Preparing to launch the premium, European outdoor brand in North America sometime between Q2 and Q3 of 2020, Callaway last week lowered its FY19 sales and EBITDA outlook for the Jack Wolfskin business it purchased for $476 million late last year.
Citing softer market conditions in Central Europe and China and ongoing currency exchange headwinds, Callaway said Jack Wolfskin’s FY19 revenues will be 2-3 percent lower on currency-neutral basis from initial projections, down 4-6 percent on a reported basis. Jack Wolfskin is now forecast to provide its parent $20-26 million in adjusted EBITDA in FY19, down from prior guidance of $33 million. In Q1, Jack Wolfskin generated $93 million in sales and was “slightly profitable from an EBITDA perspective.”

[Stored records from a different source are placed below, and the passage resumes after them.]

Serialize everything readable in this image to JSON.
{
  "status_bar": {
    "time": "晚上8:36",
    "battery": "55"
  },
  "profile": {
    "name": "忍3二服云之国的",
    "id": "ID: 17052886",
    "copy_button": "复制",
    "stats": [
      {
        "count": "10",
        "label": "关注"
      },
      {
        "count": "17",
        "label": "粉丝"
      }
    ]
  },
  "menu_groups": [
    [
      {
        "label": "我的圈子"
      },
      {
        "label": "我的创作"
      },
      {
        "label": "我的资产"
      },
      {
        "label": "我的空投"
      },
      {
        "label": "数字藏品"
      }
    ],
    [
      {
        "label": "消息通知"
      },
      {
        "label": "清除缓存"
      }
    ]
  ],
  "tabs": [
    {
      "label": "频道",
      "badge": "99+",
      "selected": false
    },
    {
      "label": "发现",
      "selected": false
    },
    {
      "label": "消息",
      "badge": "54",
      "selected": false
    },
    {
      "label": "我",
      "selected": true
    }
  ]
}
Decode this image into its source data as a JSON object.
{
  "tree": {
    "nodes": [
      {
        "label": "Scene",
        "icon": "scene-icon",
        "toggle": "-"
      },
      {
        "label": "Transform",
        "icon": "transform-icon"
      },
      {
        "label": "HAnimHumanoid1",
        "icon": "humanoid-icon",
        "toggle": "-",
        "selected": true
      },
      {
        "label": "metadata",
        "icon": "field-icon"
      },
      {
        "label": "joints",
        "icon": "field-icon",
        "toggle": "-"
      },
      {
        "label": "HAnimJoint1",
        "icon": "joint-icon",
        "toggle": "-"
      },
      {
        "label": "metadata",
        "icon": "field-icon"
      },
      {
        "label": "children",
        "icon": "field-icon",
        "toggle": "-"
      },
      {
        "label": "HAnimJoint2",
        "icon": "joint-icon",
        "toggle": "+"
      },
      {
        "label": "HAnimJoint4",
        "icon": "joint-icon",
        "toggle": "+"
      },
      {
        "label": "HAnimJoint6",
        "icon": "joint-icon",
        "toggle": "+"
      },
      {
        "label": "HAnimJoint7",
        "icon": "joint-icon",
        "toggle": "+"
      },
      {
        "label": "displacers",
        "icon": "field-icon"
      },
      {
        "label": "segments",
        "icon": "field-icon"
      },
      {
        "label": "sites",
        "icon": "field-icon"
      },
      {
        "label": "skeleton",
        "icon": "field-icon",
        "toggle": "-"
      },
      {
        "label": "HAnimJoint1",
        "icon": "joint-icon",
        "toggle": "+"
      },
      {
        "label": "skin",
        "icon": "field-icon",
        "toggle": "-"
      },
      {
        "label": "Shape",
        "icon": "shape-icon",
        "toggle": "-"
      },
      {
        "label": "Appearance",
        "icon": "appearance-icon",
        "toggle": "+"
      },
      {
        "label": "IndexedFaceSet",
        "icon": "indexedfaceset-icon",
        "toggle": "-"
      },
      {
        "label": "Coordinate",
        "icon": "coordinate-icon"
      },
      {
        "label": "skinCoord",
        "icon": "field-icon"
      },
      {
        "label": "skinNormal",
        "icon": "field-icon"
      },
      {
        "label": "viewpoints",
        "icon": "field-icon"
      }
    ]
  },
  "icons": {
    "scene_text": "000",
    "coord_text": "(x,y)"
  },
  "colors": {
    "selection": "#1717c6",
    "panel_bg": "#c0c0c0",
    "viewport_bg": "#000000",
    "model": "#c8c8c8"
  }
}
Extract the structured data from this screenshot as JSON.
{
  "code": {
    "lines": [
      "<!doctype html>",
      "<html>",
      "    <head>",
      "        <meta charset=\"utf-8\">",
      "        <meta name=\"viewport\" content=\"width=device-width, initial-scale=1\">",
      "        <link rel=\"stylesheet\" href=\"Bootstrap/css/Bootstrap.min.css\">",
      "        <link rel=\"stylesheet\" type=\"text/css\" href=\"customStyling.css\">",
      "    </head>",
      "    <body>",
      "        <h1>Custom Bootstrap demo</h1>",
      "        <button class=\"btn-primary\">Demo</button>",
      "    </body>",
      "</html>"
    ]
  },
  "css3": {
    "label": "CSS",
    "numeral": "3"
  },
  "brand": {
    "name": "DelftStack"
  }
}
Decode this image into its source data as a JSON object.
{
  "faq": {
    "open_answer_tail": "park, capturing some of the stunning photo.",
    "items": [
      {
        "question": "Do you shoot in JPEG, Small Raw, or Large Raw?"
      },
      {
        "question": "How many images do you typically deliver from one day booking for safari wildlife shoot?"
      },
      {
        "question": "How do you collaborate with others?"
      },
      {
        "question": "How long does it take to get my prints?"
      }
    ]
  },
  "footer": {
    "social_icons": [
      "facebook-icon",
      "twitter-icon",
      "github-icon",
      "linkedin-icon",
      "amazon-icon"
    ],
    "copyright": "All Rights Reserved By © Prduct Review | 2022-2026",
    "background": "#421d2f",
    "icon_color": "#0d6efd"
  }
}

Shortly after announcing the Jack Wolfskin acquisition, Callaway said it would leverage its operational infrastructure to broaden the brand’s geographical footprint and expand its annual FY performance to $400 million in revenues and $50 million in EBITDA over the next few years.
“Although we are lowering our guidance for the Jack Wolfskin business in 2019, we remain excited about the long-term prospects of this business,” Callaway CFO Brian Lynch told analysts. “And we believe our other businesses will cover the short-term effects of the softer market conditions in Central Europe and China are having on the Jack Wolfskin business.”
Central Europe and China currently account for approximately 75 percent of Jack Wolfskin’s overall revenues.
At Acushnet, consolidated Q1 revenues were down 1 percent to $434 million on a constant currency basis despite a 16 percent gain in golf ball sales during the period and a 3 percent increase at FootJoy. Titlelist club sales, down 20 percent year-over-year, were said to be in line with plan. U.S. sales were 5 percent higher.
H1 consolidated net sales at Acushnet are projected at flat year-over-year, ahead of planned new irons launches in Q3 that should bolster H2 revenues. Meanwhile, in Korea, the company is transitioning its apparel line to a more Korea-centric, locally designed line from one that was globally-inspired and shifting more of its FootJoy business to own retail and away from wholesale.